*** RECORD SET Section Begins ***

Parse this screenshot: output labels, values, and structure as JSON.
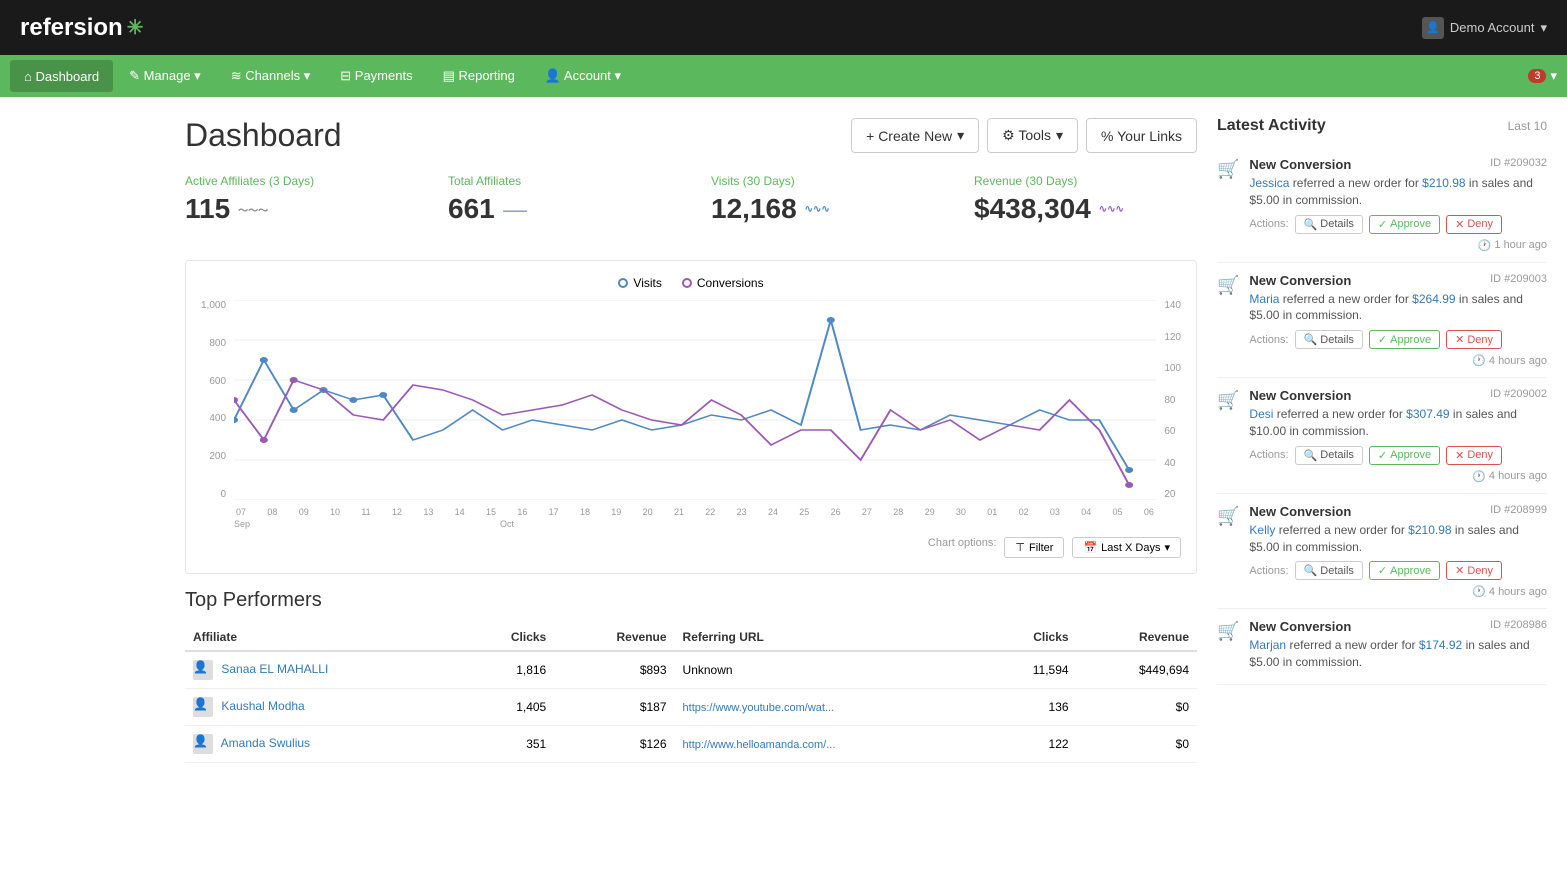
{
  "app": {
    "name": "refersion",
    "star": "✳"
  },
  "header": {
    "account": "Demo Account",
    "dropdown": "▾"
  },
  "nav": {
    "items": [
      {
        "label": "Dashboard",
        "icon": "⌂",
        "active": true
      },
      {
        "label": "Manage",
        "icon": "✎",
        "dropdown": true
      },
      {
        "label": "Channels",
        "icon": "≋",
        "dropdown": true
      },
      {
        "label": "Payments",
        "icon": "⊟",
        "dropdown": false
      },
      {
        "label": "Reporting",
        "icon": "▤",
        "dropdown": false
      },
      {
        "label": "Account",
        "icon": "👤",
        "dropdown": true
      }
    ],
    "badge": "3"
  },
  "page": {
    "title": "Dashboard",
    "actions": {
      "create": "+ Create New",
      "tools": "⚙ Tools",
      "links": "% Your Links"
    }
  },
  "stats": [
    {
      "label": "Active Affiliates (3 Days)",
      "value": "115",
      "sparkline": "〜"
    },
    {
      "label": "Total Affiliates",
      "value": "661",
      "sparkline": "⁻"
    },
    {
      "label": "Visits (30 Days)",
      "value": "12,168",
      "sparkline": "∿"
    },
    {
      "label": "Revenue (30 Days)",
      "value": "$438,304",
      "sparkline": "∿"
    }
  ],
  "chart": {
    "legend": [
      {
        "label": "Visits",
        "color": "#4e89c5"
      },
      {
        "label": "Conversions",
        "color": "#9b59b6"
      }
    ],
    "yLeft": [
      "1,000",
      "800",
      "600",
      "400",
      "200",
      "0"
    ],
    "yRight": [
      "140",
      "120",
      "100",
      "80",
      "60",
      "40",
      "20"
    ],
    "xLabels": [
      "07",
      "08",
      "09",
      "10",
      "11",
      "12",
      "13",
      "14",
      "15",
      "16",
      "17",
      "18",
      "19",
      "20",
      "21",
      "22",
      "23",
      "24",
      "25",
      "26",
      "27",
      "28",
      "29",
      "30",
      "01",
      "02",
      "03",
      "04",
      "05",
      "06"
    ],
    "monthLabels": [
      "Sep",
      "Oct"
    ],
    "options": {
      "filter": "Filter",
      "range": "Last X Days"
    }
  },
  "topPerformers": {
    "title": "Top Performers",
    "columns": {
      "affiliate": "Affiliate",
      "clicks": "Clicks",
      "revenue": "Revenue",
      "referringUrl": "Referring URL",
      "urlClicks": "Clicks",
      "urlRevenue": "Revenue"
    },
    "rows": [
      {
        "name": "Sanaa EL MAHALLI",
        "clicks": "1,816",
        "revenue": "$893",
        "url": "Unknown",
        "urlClicks": "11,594",
        "urlRevenue": "$449,694"
      },
      {
        "name": "Kaushal Modha",
        "clicks": "1,405",
        "revenue": "$187",
        "url": "https://www.youtube.com/wat...",
        "urlClicks": "136",
        "urlRevenue": "$0"
      },
      {
        "name": "Amanda Swulius",
        "clicks": "351",
        "revenue": "$126",
        "url": "http://www.helloamanda.com/...",
        "urlClicks": "122",
        "urlRevenue": "$0"
      }
    ]
  },
  "latestActivity": {
    "title": "Latest Activity",
    "subtitle": "Last 10",
    "items": [
      {
        "type": "New Conversion",
        "id": "ID #209032",
        "affiliate": "Jessica",
        "amount": "$210.98",
        "commission": "$5.00",
        "time": "1 hour ago"
      },
      {
        "type": "New Conversion",
        "id": "ID #209003",
        "affiliate": "Maria",
        "amount": "$264.99",
        "commission": "$5.00",
        "time": "4 hours ago"
      },
      {
        "type": "New Conversion",
        "id": "ID #209002",
        "affiliate": "Desi",
        "amount": "$307.49",
        "commission": "$10.00",
        "time": "4 hours ago"
      },
      {
        "type": "New Conversion",
        "id": "ID #208999",
        "affiliate": "Kelly",
        "amount": "$210.98",
        "commission": "$5.00",
        "time": "4 hours ago"
      },
      {
        "type": "New Conversion",
        "id": "ID #208986",
        "affiliate": "Marjan",
        "amount": "$174.92",
        "commission": "$5.00",
        "time": ""
      }
    ],
    "actions": {
      "details": "Details",
      "approve": "Approve",
      "deny": "Deny",
      "actionsLabel": "Actions:"
    }
  }
}
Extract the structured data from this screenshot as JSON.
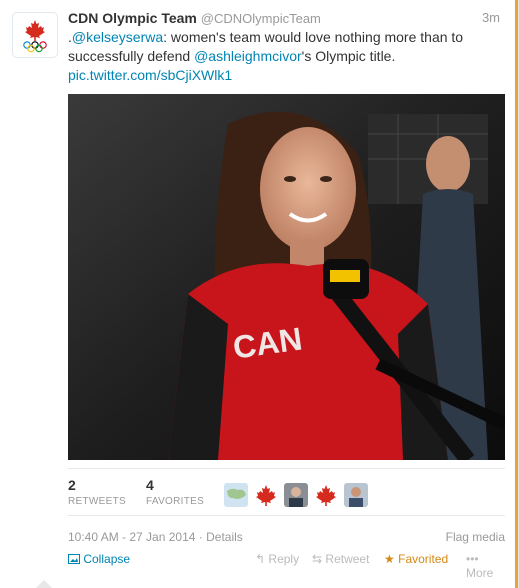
{
  "tweet": {
    "fullname": "CDN Olympic Team",
    "username": "@CDNOlympicTeam",
    "time": "3m",
    "text_parts": {
      "p1": ".",
      "mention1": "@kelseyserwa",
      "p2": ": women's team would love nothing more than to successfully defend ",
      "mention2": "@ashleighmcivor",
      "p3": "'s Olympic title.",
      "link": "pic.twitter.com/sbCjiXWlk1"
    }
  },
  "stats": {
    "retweets_count": "2",
    "retweets_label": "RETWEETS",
    "favorites_count": "4",
    "favorites_label": "FAVORITES"
  },
  "meta": {
    "timestamp": "10:40 AM - 27 Jan 2014",
    "separator": "·",
    "details": "Details",
    "flag_media": "Flag media"
  },
  "actions": {
    "collapse": "Collapse",
    "reply": "Reply",
    "retweet": "Retweet",
    "favorited": "Favorited",
    "more": "More"
  },
  "colors": {
    "link": "#0084b4",
    "favorited": "#d58915",
    "accent": "#e6a23c",
    "canada_red": "#d52b1e"
  }
}
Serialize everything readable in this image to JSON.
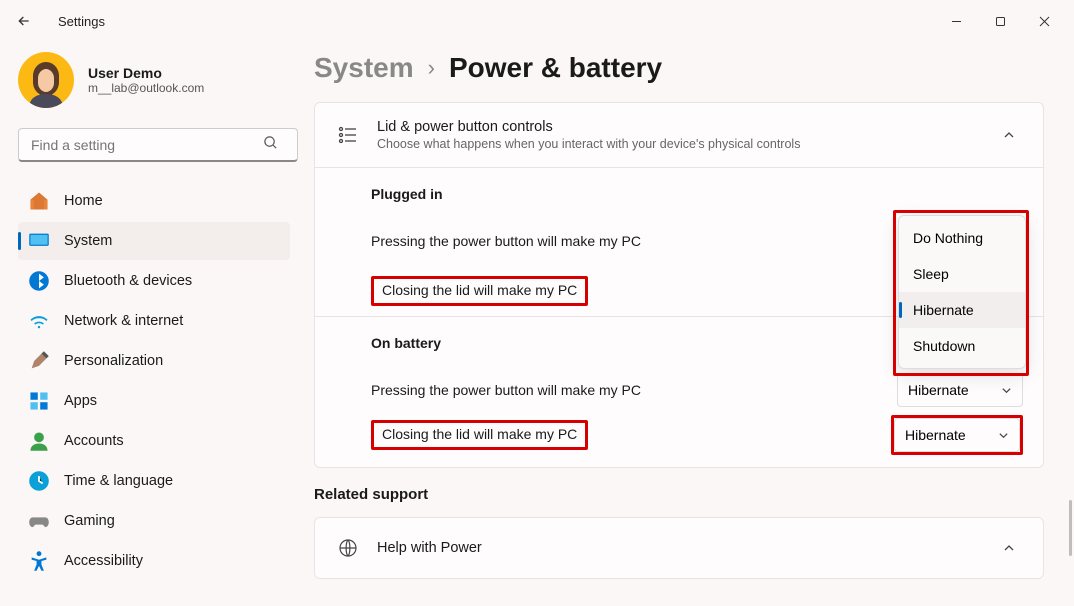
{
  "window": {
    "title": "Settings"
  },
  "profile": {
    "name": "User Demo",
    "email": "m__lab@outlook.com"
  },
  "search": {
    "placeholder": "Find a setting"
  },
  "nav": [
    {
      "label": "Home"
    },
    {
      "label": "System"
    },
    {
      "label": "Bluetooth & devices"
    },
    {
      "label": "Network & internet"
    },
    {
      "label": "Personalization"
    },
    {
      "label": "Apps"
    },
    {
      "label": "Accounts"
    },
    {
      "label": "Time & language"
    },
    {
      "label": "Gaming"
    },
    {
      "label": "Accessibility"
    }
  ],
  "breadcrumb": {
    "parent": "System",
    "current": "Power & battery"
  },
  "card": {
    "title": "Lid & power button controls",
    "subtitle": "Choose what happens when you interact with your device's physical controls"
  },
  "sections": {
    "plugged": {
      "title": "Plugged in",
      "power_btn": "Pressing the power button will make my PC",
      "lid": "Closing the lid will make my PC"
    },
    "battery": {
      "title": "On battery",
      "power_btn": "Pressing the power button will make my PC",
      "power_btn_val": "Hibernate",
      "lid": "Closing the lid will make my PC",
      "lid_val": "Hibernate"
    }
  },
  "menu": {
    "items": [
      "Do Nothing",
      "Sleep",
      "Hibernate",
      "Shutdown"
    ]
  },
  "related": {
    "title": "Related support",
    "help": "Help with Power"
  }
}
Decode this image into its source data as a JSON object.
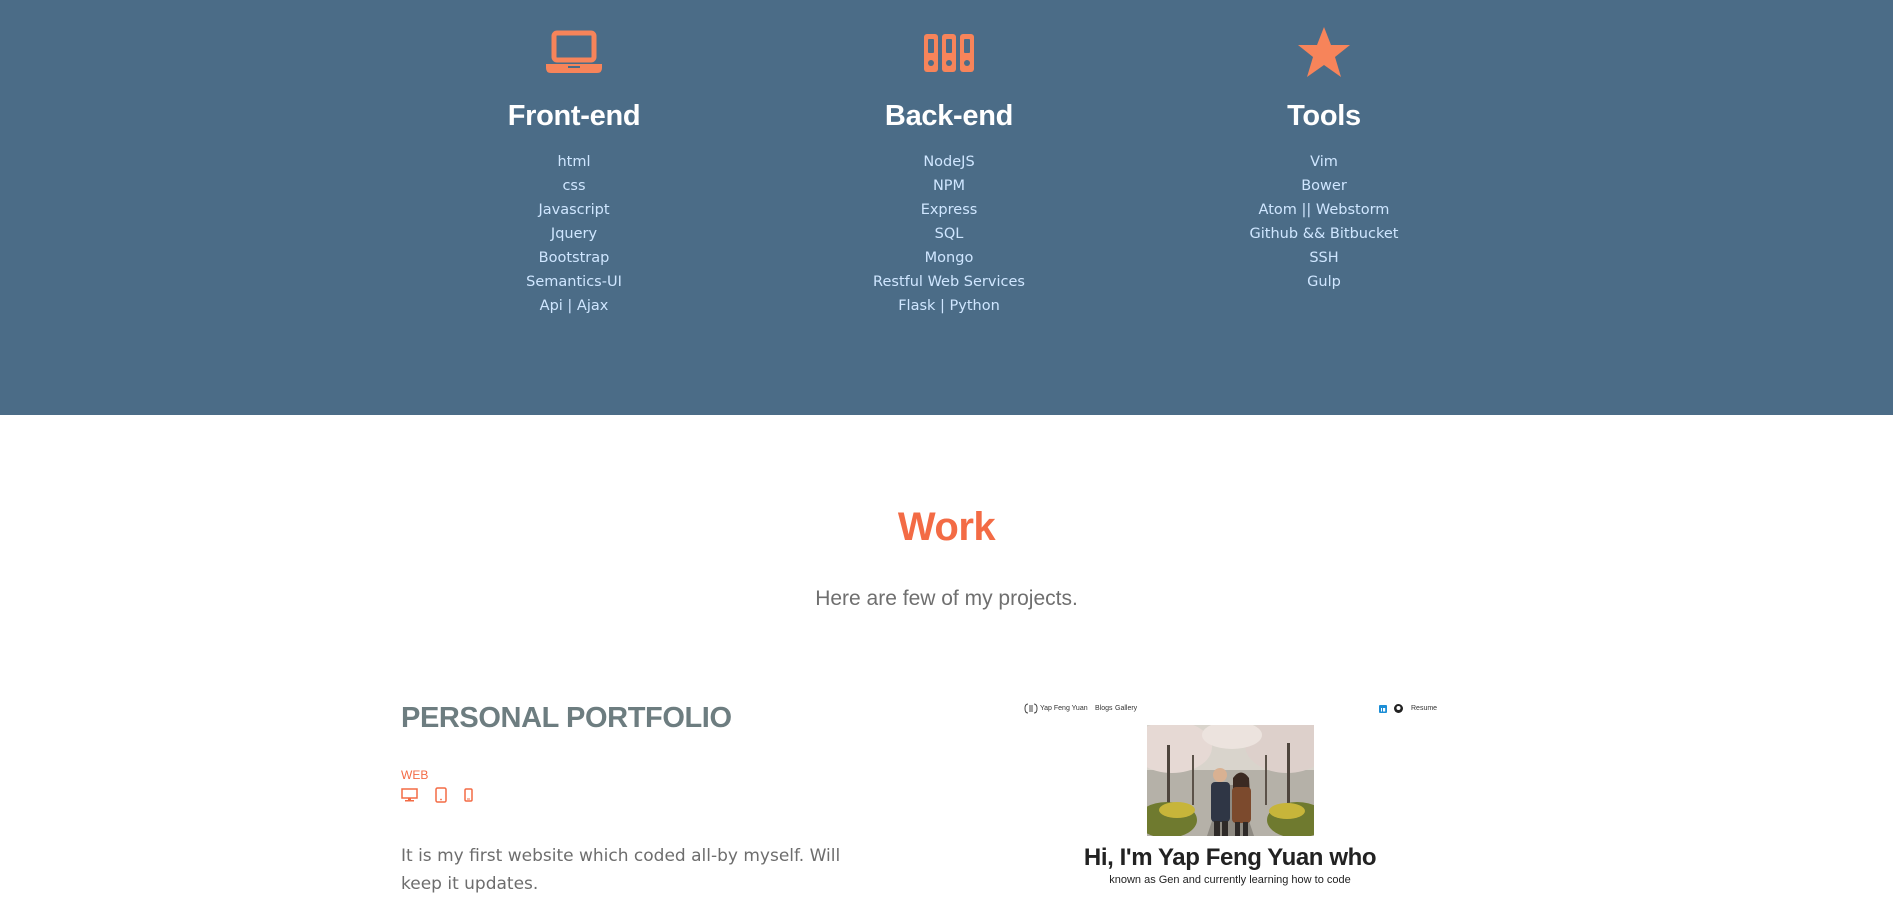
{
  "skills": {
    "columns": [
      {
        "icon": "laptop-icon",
        "title": "Front-end",
        "items": [
          "html",
          "css",
          "Javascript",
          "Jquery",
          "Bootstrap",
          "Semantics-UI",
          "Api | Ajax"
        ]
      },
      {
        "icon": "server-racks-icon",
        "title": "Back-end",
        "items": [
          "NodeJS",
          "NPM",
          "Express",
          "SQL",
          "Mongo",
          "Restful Web Services",
          "Flask | Python"
        ]
      },
      {
        "icon": "star-icon",
        "title": "Tools",
        "items": [
          "Vim",
          "Bower",
          "Atom || Webstorm",
          "Github && Bitbucket",
          "SSH",
          "Gulp"
        ]
      }
    ],
    "colors": {
      "background": "#4b6c87",
      "icon": "#f7845a",
      "title": "#ffffff",
      "item": "#cfe6ff"
    }
  },
  "work": {
    "title": "Work",
    "subtitle": "Here are few of my projects.",
    "colors": {
      "title": "#f36b45",
      "subtitle": "#6f6f6f"
    }
  },
  "project": {
    "title": "PERSONAL PORTFOLIO",
    "category": "WEB",
    "device_icons": [
      "desktop-icon",
      "tablet-icon",
      "mobile-icon"
    ],
    "description": "It is my first website which coded all-by myself. Will keep it updates.",
    "preview": {
      "logo_text": "Yap Feng Yuan",
      "nav_links": [
        "Blogs",
        "Gallery"
      ],
      "right_link": "Resume",
      "right_icons": [
        "linkedin-icon",
        "github-icon"
      ],
      "heading": "Hi, I'm Yap Feng Yuan who",
      "subheading": "known as Gen and currently learning how to code"
    }
  }
}
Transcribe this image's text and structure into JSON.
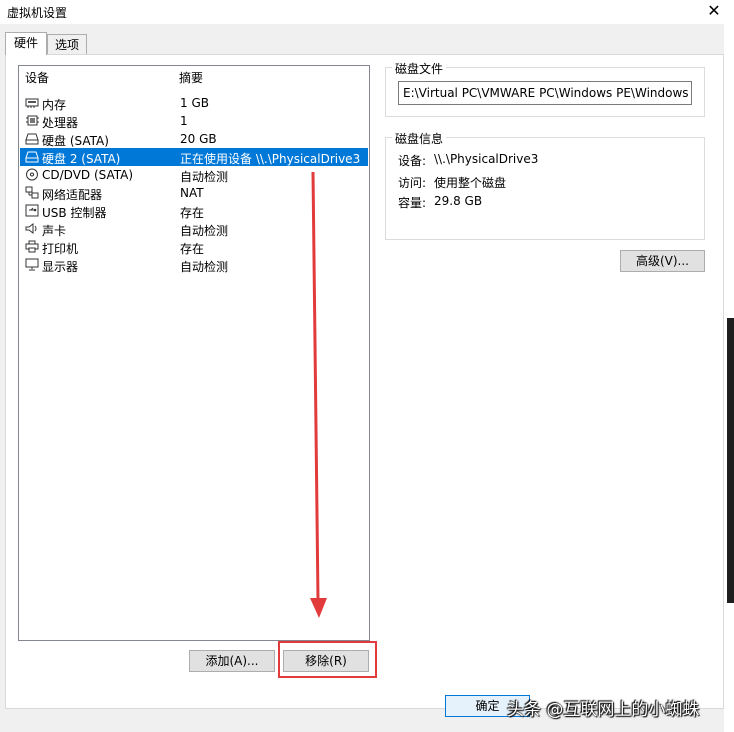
{
  "window": {
    "title": "虚拟机设置"
  },
  "tabs": [
    {
      "label": "硬件"
    },
    {
      "label": "选项"
    }
  ],
  "device_list": {
    "columns": {
      "device": "设备",
      "summary": "摘要"
    },
    "rows": [
      {
        "icon": "memory-icon",
        "name": "内存",
        "summary": "1 GB"
      },
      {
        "icon": "processor-icon",
        "name": "处理器",
        "summary": "1"
      },
      {
        "icon": "hard-disk-icon",
        "name": "硬盘 (SATA)",
        "summary": "20 GB"
      },
      {
        "icon": "hard-disk-icon",
        "name": "硬盘 2 (SATA)",
        "summary": "正在使用设备 \\\\.\\PhysicalDrive3"
      },
      {
        "icon": "cd-dvd-icon",
        "name": "CD/DVD (SATA)",
        "summary": "自动检测"
      },
      {
        "icon": "network-adapter-icon",
        "name": "网络适配器",
        "summary": "NAT"
      },
      {
        "icon": "usb-icon",
        "name": "USB 控制器",
        "summary": "存在"
      },
      {
        "icon": "sound-card-icon",
        "name": "声卡",
        "summary": "自动检测"
      },
      {
        "icon": "printer-icon",
        "name": "打印机",
        "summary": "存在"
      },
      {
        "icon": "display-icon",
        "name": "显示器",
        "summary": "自动检测"
      }
    ],
    "selected_index": 3
  },
  "buttons": {
    "add": "添加(A)...",
    "remove": "移除(R)",
    "advanced": "高级(V)...",
    "ok": "确定"
  },
  "disk_file": {
    "group_label": "磁盘文件",
    "path": "E:\\Virtual PC\\VMWARE PC\\Windows PE\\Windows PE"
  },
  "disk_info": {
    "group_label": "磁盘信息",
    "device_label": "设备:",
    "device_value": "\\\\.\\PhysicalDrive3",
    "access_label": "访问:",
    "access_value": "使用整个磁盘",
    "capacity_label": "容量:",
    "capacity_value": "29.8 GB"
  },
  "watermark": "头条 @互联网上的小蜘蛛",
  "colors": {
    "selection": "#0078d7",
    "annotation_red": "#e23b3b"
  }
}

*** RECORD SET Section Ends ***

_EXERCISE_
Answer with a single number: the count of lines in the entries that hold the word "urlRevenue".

_SOLUTION TO THE PROBLEM_
4